ALBANIAN TV DIRECTOR SACKED.
The Albanian parliament on 28 July
dismissed Skender Bucpapa, director of Albanian TV and Radio, as well as other
high-ranking officials, BETA reported the same day. The opposition had
criticized Bucpapa frequently for bias toward the ruling Democratic Party and
for declining to address major political and social problems in Albania.
Members of the Democratic Party recently alleged abuse of office by Bucpapa. --
Fabian Schmidt, OMRI, Inc.
SECRET MEETING BETWEEN ALBANIAN, SERBIAN SOCIALISTS.
The Albanian and

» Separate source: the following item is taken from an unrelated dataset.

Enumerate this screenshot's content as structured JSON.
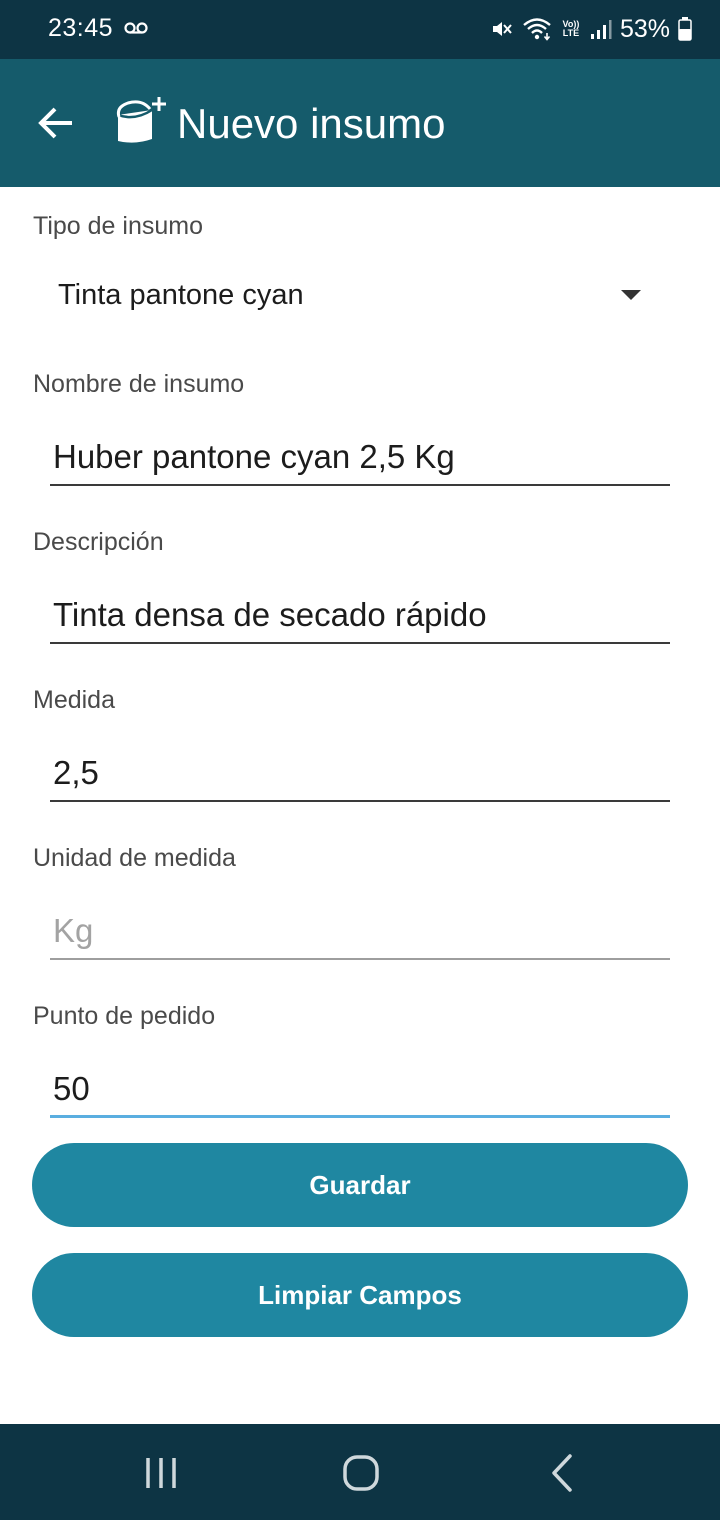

Serbian socialist party leaderships on 29 July held a secret meeting in Sofia,
BETA reported the next day. No details have been released on either the topics
discussed or the outcome of the talks. Representatives of the Albanian
Socialists had participated in the Conference of the Balkan Left in Belgrade on
21-22 July, which called for lifting sanctions against the rump Yugoslavia. --
Fabian Schmidt, OMRI, Inc.
GREECE DEMANDS SOLE RIGHT TO STAR OF VERGINA.
Greece took an
unprecedented step in its row with Macedonia over the Star of Vergina, the
Athens daily Kyriakiatiki Elevtherotypia reported on 30 July. The Greek
government in early July demanded that the UN World Intellectual Property
Organization grant Greece the exclusive rights to the symbol, which dates back
to the times of ancient Macedonia. Greece regards it is a purely Greek symbol,
and strictly opposes its use on the Macedonian flag. -- Stefan Krause, OMRI,
TURKISH ISLAMISTS PROTEST BOSNIAN ARMS EMBARGO.
More than 50,000 Turks
in Konya protested the arms embargo against Bosnia-Herzegovina on 29 July.
Shouting "God Is Great," the demonstrators burned U.S. and UN flags and
demanded an immediate end to the embargo, Reuters reported the same day. Turkey
was one of eight Organization of Islamic Conference states that on 26 July
declared the UN embargo "invalid" and gave the West a "last chance" to take
concrete action before they defied the arms embargo. Meanwhile, Anatolia, the
semi-official news agency, on 25 July reported that Turkey plans to sign a
military cooperation accord with Bosnia in early August. -- Lowell Bezanis,
[As of 1200 CET]
Compiled by Victor Gomez and Jan Cleave